Eastman Kodak Corp., the once-mighty photography company responsible for putting amateur photography in the hands of the average consumer, has been approved by a federal bankruptcy judge to emerge from their Chapter 11 proceedings, according to sources. The emergence marks a new chapter in the long and storied history of one of America’s signature companies.
Chapter 11 Results in Rebranding
As a result of the bankruptcy proceeding, which took the better part of a year and a half and cost the company many of its assets, Kodak will be rebranded as a digital imaging leader, with expected profits less than half of what they once were. It is almost strange to think of the iconic company being all but unaffiliated with cameras; after all, it was founded by photography pioneer George Eastman in 1880 as a commercial outlet for his hand-held camera. But the company was late to the digital camera revolution, resulting in plummeting profits and a Chapter 11 filing in January of 2012 with total debts on the books of nearly $7 billion.
According to a bankruptcy attorney close to the case, much of this debt was back pension owed to retired employees, which has been discharged in the filing, putting many former employees out of what was owed to them. The bankruptcy attorney says that Kodak did not want to have to put the burden on pensioners, but was stymied when it could not get the expected value for a series of patents they had tried to sell. Instead the patents became the subject of an intense legal battle with Apple Inc., and they sold for nearly $1.5 billion less than expected.

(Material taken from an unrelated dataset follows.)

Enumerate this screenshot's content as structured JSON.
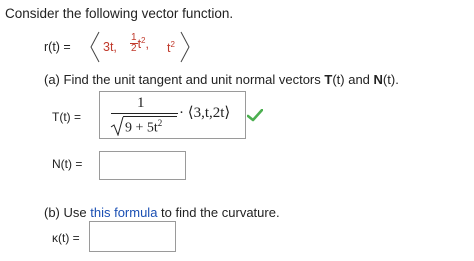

Kodak hopes to emerge from Chapter 11 with a new focus and a new energy, according to the bankruptcy attorney.